* _Work instruction_: A verbatim copy of the lines from the one with "Convert this screenshot" through the final line below is required; print it and nothing else.

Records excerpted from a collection

--- START ---

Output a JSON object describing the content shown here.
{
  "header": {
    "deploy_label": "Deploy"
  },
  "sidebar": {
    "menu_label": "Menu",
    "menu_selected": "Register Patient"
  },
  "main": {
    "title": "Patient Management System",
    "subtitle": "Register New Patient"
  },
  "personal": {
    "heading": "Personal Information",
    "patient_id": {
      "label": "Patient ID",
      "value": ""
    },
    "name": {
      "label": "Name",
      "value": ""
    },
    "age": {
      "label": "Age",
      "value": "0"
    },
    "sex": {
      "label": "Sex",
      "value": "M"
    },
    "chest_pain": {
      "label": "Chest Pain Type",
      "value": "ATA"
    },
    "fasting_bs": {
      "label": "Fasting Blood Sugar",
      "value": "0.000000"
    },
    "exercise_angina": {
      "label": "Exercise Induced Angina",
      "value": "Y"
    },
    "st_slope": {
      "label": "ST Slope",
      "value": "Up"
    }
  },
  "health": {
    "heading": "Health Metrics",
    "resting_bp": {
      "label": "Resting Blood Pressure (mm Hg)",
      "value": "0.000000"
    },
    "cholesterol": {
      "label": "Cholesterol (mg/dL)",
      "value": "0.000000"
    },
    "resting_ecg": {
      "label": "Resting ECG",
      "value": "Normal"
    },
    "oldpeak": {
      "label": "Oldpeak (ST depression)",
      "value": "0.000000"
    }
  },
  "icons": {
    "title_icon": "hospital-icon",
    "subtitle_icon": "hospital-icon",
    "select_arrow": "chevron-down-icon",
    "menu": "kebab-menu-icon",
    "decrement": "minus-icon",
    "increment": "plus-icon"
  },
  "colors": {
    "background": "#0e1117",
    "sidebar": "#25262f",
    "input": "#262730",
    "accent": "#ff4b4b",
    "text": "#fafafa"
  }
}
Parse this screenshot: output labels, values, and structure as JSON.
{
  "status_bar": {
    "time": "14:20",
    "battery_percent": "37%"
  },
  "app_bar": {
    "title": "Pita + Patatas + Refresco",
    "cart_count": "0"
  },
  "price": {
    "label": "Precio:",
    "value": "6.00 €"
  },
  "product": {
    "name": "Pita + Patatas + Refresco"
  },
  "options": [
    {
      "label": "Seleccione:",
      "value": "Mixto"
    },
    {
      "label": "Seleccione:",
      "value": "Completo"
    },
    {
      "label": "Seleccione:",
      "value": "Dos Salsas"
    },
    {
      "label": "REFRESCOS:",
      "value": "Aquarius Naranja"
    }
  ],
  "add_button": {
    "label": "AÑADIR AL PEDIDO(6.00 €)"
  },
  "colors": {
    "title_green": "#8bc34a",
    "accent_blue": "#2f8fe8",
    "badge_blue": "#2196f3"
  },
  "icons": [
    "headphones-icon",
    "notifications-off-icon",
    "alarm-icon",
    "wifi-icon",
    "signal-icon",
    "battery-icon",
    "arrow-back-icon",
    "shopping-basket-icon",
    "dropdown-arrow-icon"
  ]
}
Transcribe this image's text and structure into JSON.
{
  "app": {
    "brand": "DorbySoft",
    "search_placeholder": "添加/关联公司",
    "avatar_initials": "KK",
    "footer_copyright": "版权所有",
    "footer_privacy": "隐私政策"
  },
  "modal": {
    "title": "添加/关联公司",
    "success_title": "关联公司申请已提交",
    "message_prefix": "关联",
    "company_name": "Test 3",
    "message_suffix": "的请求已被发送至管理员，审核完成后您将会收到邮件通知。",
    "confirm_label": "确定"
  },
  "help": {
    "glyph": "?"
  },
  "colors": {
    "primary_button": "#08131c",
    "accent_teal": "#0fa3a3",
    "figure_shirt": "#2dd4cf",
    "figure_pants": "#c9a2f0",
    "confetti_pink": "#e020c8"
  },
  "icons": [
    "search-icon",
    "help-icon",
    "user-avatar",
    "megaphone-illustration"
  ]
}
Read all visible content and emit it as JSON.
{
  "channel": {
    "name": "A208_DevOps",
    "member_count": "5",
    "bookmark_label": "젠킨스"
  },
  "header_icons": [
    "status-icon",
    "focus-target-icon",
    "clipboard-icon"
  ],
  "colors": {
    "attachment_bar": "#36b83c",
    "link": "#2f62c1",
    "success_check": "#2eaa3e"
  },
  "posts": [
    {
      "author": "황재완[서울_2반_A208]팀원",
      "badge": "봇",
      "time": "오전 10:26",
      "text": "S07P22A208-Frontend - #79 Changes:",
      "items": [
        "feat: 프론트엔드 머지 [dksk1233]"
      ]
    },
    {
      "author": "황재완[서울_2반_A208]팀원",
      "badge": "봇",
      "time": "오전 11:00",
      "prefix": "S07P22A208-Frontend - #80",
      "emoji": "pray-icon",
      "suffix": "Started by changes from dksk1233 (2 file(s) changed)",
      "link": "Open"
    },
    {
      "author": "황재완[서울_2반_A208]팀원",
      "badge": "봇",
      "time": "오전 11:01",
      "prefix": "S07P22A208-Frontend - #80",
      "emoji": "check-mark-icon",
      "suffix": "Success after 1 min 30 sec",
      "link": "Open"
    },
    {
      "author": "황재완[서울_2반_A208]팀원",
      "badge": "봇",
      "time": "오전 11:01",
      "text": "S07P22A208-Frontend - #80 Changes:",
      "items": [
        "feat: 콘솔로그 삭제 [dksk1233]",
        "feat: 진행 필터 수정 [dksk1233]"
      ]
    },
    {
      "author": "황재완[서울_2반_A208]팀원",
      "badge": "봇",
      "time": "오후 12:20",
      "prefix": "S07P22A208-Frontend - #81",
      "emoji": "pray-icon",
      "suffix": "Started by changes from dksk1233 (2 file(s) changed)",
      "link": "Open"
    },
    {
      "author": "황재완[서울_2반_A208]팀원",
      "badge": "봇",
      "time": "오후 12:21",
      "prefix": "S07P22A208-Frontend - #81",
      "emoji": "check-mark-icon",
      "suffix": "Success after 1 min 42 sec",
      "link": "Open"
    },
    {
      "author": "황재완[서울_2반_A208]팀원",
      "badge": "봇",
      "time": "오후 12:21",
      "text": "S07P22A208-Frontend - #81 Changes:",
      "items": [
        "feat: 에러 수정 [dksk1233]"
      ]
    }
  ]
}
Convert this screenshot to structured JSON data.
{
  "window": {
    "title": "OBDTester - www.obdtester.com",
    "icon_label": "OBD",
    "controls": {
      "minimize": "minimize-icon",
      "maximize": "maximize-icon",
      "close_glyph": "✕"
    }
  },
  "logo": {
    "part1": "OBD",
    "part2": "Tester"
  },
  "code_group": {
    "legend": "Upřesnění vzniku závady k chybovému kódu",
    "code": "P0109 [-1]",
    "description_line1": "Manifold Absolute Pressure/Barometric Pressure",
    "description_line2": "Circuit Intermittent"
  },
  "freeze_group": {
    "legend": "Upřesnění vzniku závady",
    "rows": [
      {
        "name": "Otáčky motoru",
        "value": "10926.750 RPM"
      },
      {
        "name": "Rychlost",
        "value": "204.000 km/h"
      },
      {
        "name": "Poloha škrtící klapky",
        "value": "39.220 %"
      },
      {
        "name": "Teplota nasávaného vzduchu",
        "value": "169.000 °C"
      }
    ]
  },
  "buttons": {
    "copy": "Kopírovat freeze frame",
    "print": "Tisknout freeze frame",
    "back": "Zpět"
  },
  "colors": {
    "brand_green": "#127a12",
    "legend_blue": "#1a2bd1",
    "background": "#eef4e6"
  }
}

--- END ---

* _Exercise result_:
Convert this screenshot to structured JSON data.
{
  "window": {
    "title": "OBDTester - www.obdtester.com",
    "icon_label": "OBD",
    "controls": {
      "minimize": "minimize-icon",
      "maximize": "maximize-icon",
      "close_glyph": "✕"
    }
  },
  "logo": {
    "part1": "OBD",
    "part2": "Tester"
  },
  "code_group": {
    "legend": "Upřesnění vzniku závady k chybovému kódu",
    "code": "P0109 [-1]",
    "description_line1": "Manifold Absolute Pressure/Barometric Pressure",
    "description_line2": "Circuit Intermittent"
  },
  "freeze_group": {
    "legend": "Upřesnění vzniku závady",
    "rows": [
      {
        "name": "Otáčky motoru",
        "value": "10926.750 RPM"
      },
      {
        "name": "Rychlost",
        "value": "204.000 km/h"
      },
      {
        "name": "Poloha škrtící klapky",
        "value": "39.220 %"
      },
      {
        "name": "Teplota nasávaného vzduchu",
        "value": "169.000 °C"
      }
    ]
  },
  "buttons": {
    "copy": "Kopírovat freeze frame",
    "print": "Tisknout freeze frame",
    "back": "Zpět"
  },
  "colors": {
    "brand_green": "#127a12",
    "legend_blue": "#1a2bd1",
    "background": "#eef4e6"
  }
}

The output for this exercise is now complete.